The Five-Minute Linguist - Bite-sized Essays on Language and Languages Third Edition - Caroline Myrick

The Five-Minute Linguist - Bite-sized Essays on Language and Languages Third Edition - Caroline Myrick

65. Can You Use Languages to Solve Crimes?

The Five-Minute Linguist - Bite-sized Essays on Language and Languages Third Edition - Caroline Myrick

Natalie Schilling [+-]
Georgetown University
Natalie Schilling is a Professor of Linguistics at Georgetown University in Washington, DC. She has authored and co-authored books, articles and chapters on a wide range of topics connected to the study of language variation and change. Her publications include Sociolinguistic Fieldwork (2013, Cambridge University Press), American English: Dialects and Variation (with Walt Wolfram, 3rd edition, 2016, Wiley-Blackwell), The Handbook of Language Variation and Change (co-editor, with J.K. Chambers, 2nd edition, 2013, Wiley-Blackwell), and English in America: A Linguistic History, an audio-video course with The Great Courses. She has served as a forensic linguistic expert in cases involving authorship attribution, speaker profiling, and possible false confessions. She regularly teaches forensic linguistics, to audiences ranging from university students to FBI agents, to incarcerated individuals. Composite characters based on Dr. Schilling have in two TV series – once in the CBS series Criminal Minds (Alex Blake, FBI agent/Georgetown linguistics professor) and once in the Discovery Channel’s miniseries Manhunt: Unabomber (Natalie Rogers, a linguist at Stanford University).

Description

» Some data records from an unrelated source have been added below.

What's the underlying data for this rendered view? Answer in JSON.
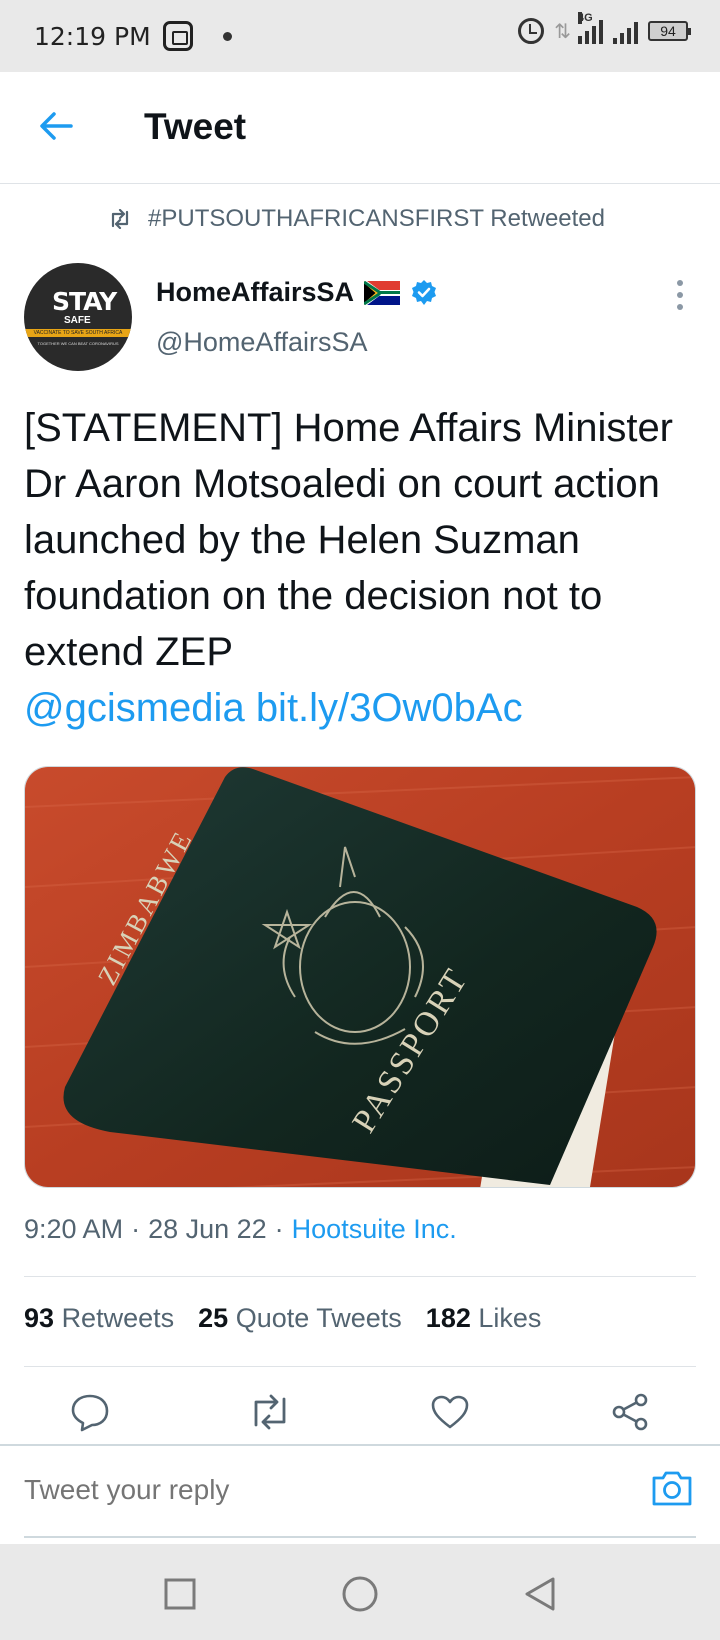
{
  "status_bar": {
    "time": "12:19 PM",
    "network": "4G",
    "battery": "94"
  },
  "header": {
    "title": "Tweet",
    "back_icon": "arrow-left-icon"
  },
  "retweet_context": {
    "text": "#PUTSOUTHAFRICANSFIRST Retweeted"
  },
  "author": {
    "display_name": "HomeAffairsSA",
    "handle": "@HomeAffairsSA",
    "avatar_text": "STAY",
    "avatar_subtext": "SAFE",
    "avatar_band": "VACCINATE TO SAVE SOUTH AFRICA",
    "avatar_small": "TOGETHER WE CAN BEAT CORONAVIRUS"
  },
  "tweet": {
    "text": "[STATEMENT] Home Affairs Minister Dr Aaron Motsoaledi on court action launched by the Helen Suzman foundation on the decision not to extend ZEP",
    "mention": "@gcismedia",
    "link": "bit.ly/3Ow0bAc",
    "timestamp": "9:20 AM",
    "date": "28 Jun 22",
    "source": "Hootsuite Inc."
  },
  "media": {
    "passport_country": "ZIMBABWE",
    "passport_label": "PASSPORT"
  },
  "stats": {
    "retweets_count": "93",
    "retweets_label": "Retweets",
    "quotes_count": "25",
    "quotes_label": "Quote Tweets",
    "likes_count": "182",
    "likes_label": "Likes"
  },
  "reply": {
    "placeholder": "Tweet your reply"
  },
  "colors": {
    "accent": "#1d9bf0",
    "text_secondary": "#536471",
    "verified": "#1d9bf0"
  }
}
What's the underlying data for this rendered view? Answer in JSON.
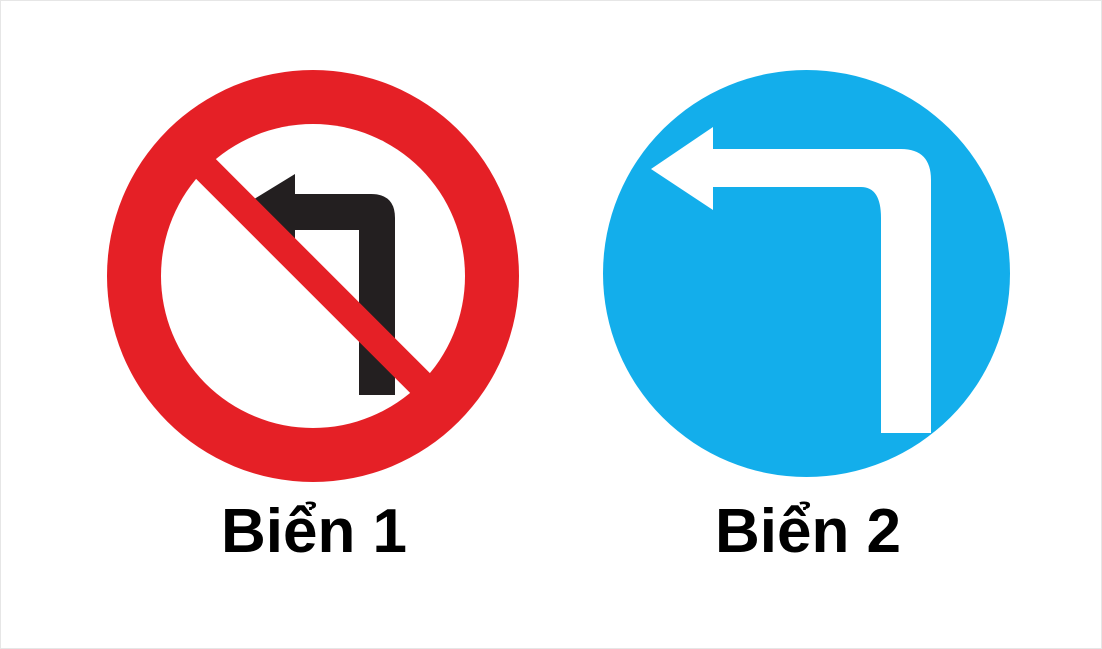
{
  "signs": [
    {
      "caption": "Biển 1",
      "ring_color": "#e52026",
      "inner_color": "#ffffff",
      "arrow_color": "#231f20",
      "slash_color": "#e52026",
      "icon": "no-left-turn-sign"
    },
    {
      "caption": "Biển 2",
      "circle_color": "#13aeeb",
      "arrow_color": "#ffffff",
      "icon": "turn-left-mandatory-sign"
    }
  ]
}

When there’s linguistic evidence at a crime scene, or when language itself constitutes the crime, linguists can use their expertise in the structure, meaning, and use of language to help investigators solve crimes. Forensic linguistics can involve author or speaker profiling, authorship attribution, and voice identification. While linguistic analysis of language evidence can be invaluable, forensic linguistics is not DNA analysis, and an individual’s distinctive linguistic patterns do not constitute a ‘linguistic fingerprint’. That being said, criminals still leave behind important language clues, and forensic linguistics can go a long way toward uncovering them.

Notify A Colleague

Citation

Schilling, Natalie. 65. Can You Use Languages to Solve Crimes?. The Five-Minute Linguist - Bite-sized Essays on Language and Languages Third Edition. Equinox eBooks Publishing, United Kingdom. p. 327-330 Jul 2019. ISBN 9781781798553. https://www.equinoxpub.com/home/view-chapter/?id=38187. Date accessed: 18 Oct 2019 doi: 10.1558/equinox.38187. Jul 2019

Dublin Core Metadata